by John Thornquist
Pretty Lady Faxton had had her eye on the new footman for several weeks now. He possessed a body only the sculptor Phidias could have created; in his eyes there swirled the color and endless depth of the Caribbean, and his marvelously leonine face was framed by a luxuriant mane of golden curls. She absolutely had to have him.
One day, while old Lord Faxton was off inspecting the stables, she discreetly approached the footman.
“You there! Can you remember something?”
“I think so.”
“On the second floor of the west wing there are a pair of lamps under a painting. They’ll be our signal. ‘If the lamp be one, choose the room painted plum. If the lamps be two, choose the room painted blue.’ Midnight tonight.” And with that she stepped off.
Midnight approached and the poor footman had the whole thing muddled. There were seven rooms and he couldn’t remember which color rhymed with what number. Arriving, he saw two lamps burning and scratched his head in perplexity. “‘Two’ rhymes with…” and then he remembered with delight, “…blue!”
He quickly entered the blue room.

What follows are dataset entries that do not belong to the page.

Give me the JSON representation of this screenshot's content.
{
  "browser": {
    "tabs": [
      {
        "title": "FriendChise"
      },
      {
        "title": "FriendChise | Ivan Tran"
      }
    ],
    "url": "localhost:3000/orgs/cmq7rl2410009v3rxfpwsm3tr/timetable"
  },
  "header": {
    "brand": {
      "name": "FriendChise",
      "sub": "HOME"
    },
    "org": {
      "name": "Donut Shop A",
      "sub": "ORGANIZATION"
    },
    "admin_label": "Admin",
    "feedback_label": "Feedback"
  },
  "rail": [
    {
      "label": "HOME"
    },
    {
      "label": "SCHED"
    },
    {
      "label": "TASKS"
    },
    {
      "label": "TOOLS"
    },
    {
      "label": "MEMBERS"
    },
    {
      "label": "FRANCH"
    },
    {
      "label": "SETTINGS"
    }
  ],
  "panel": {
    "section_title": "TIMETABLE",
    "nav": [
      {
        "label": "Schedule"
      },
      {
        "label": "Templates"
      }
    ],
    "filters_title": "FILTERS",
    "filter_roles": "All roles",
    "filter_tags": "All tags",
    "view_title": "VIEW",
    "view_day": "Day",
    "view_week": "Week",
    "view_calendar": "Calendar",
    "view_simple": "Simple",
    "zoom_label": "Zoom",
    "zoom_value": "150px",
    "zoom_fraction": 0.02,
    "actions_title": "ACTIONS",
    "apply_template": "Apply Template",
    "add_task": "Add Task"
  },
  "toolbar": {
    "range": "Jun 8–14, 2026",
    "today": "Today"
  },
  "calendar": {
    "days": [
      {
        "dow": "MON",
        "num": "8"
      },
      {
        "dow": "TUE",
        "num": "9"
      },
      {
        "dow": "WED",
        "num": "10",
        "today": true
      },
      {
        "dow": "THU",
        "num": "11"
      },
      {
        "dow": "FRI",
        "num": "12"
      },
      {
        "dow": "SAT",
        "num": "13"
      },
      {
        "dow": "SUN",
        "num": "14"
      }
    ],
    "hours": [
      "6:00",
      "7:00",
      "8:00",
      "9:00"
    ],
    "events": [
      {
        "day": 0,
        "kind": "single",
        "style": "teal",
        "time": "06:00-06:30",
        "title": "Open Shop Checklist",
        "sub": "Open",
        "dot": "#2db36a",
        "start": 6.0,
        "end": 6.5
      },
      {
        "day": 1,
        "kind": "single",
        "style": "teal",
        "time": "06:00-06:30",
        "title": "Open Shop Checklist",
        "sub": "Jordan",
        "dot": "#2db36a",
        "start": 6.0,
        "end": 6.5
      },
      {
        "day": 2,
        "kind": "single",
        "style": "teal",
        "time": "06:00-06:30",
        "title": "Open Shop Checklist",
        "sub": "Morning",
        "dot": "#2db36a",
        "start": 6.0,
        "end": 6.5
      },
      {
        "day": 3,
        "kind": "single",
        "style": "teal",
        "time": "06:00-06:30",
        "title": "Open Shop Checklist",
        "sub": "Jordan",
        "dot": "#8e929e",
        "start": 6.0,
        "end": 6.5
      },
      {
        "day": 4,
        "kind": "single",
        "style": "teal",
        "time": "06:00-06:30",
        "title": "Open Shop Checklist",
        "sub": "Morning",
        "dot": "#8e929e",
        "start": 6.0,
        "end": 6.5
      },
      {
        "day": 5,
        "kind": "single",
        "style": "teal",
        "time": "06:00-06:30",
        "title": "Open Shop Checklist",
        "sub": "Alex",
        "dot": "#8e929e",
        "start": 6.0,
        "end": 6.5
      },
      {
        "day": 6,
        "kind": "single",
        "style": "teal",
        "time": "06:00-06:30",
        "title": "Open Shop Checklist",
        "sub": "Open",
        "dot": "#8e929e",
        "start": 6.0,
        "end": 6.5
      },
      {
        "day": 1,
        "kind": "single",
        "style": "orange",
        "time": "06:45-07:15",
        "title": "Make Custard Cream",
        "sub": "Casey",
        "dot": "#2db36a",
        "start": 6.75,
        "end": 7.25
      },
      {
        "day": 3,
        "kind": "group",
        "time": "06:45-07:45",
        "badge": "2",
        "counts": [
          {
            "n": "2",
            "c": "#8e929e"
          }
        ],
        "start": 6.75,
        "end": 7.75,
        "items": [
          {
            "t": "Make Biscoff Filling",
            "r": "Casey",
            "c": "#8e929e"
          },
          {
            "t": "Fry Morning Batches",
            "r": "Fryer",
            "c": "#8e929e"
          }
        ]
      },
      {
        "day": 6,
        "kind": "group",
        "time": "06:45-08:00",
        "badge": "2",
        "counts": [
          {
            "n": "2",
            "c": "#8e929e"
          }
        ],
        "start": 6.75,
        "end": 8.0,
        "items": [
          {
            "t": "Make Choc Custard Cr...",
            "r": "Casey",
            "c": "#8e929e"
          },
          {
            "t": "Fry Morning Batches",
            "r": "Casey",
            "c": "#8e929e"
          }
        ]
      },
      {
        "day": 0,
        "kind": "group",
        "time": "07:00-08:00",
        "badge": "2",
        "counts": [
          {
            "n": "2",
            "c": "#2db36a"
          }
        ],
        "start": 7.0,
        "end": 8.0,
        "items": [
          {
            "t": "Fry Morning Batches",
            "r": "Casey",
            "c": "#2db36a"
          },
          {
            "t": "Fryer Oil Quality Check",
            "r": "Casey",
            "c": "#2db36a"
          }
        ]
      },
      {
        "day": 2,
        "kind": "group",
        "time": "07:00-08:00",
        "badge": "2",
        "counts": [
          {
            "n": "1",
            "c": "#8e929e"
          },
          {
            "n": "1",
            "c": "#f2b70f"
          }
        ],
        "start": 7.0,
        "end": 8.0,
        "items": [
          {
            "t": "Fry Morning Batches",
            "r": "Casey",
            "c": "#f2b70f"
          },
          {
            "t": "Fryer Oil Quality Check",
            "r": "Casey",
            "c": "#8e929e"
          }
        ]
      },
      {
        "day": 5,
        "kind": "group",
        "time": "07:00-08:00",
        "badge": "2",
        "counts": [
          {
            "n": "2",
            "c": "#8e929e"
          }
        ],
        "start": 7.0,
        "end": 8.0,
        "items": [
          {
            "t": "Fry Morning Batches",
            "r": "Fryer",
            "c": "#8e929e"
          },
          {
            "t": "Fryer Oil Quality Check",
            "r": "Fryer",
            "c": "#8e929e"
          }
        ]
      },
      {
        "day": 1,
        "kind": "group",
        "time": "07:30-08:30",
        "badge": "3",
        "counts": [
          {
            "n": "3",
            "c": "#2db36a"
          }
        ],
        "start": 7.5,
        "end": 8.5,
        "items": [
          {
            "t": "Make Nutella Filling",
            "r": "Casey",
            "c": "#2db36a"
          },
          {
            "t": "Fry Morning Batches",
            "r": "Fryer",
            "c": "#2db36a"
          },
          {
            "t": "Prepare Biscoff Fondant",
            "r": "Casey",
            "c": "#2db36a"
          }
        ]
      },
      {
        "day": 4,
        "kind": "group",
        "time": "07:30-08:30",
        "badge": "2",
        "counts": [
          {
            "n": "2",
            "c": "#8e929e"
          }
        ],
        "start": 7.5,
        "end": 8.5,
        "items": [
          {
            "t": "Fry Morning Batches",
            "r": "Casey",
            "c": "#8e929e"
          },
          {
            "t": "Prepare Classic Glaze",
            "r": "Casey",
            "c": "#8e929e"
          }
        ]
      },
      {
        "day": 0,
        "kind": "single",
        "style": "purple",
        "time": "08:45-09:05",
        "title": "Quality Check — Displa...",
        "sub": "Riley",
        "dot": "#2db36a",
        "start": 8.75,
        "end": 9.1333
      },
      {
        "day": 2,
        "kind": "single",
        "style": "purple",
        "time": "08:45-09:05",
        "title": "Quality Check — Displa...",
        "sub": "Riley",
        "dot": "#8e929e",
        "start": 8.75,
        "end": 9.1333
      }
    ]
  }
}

The next day, he found his mistress in the morning room much displeased. “I waited in the plum room for two hours!” she complained.
“But madame…!” he began, when they were interrupted by the appearance of Mrs. Pitts, the scullery maid. She breezed by them looking quite content.
“If the lamps be two, choose the room painted blue,” she sang sweetly to herself.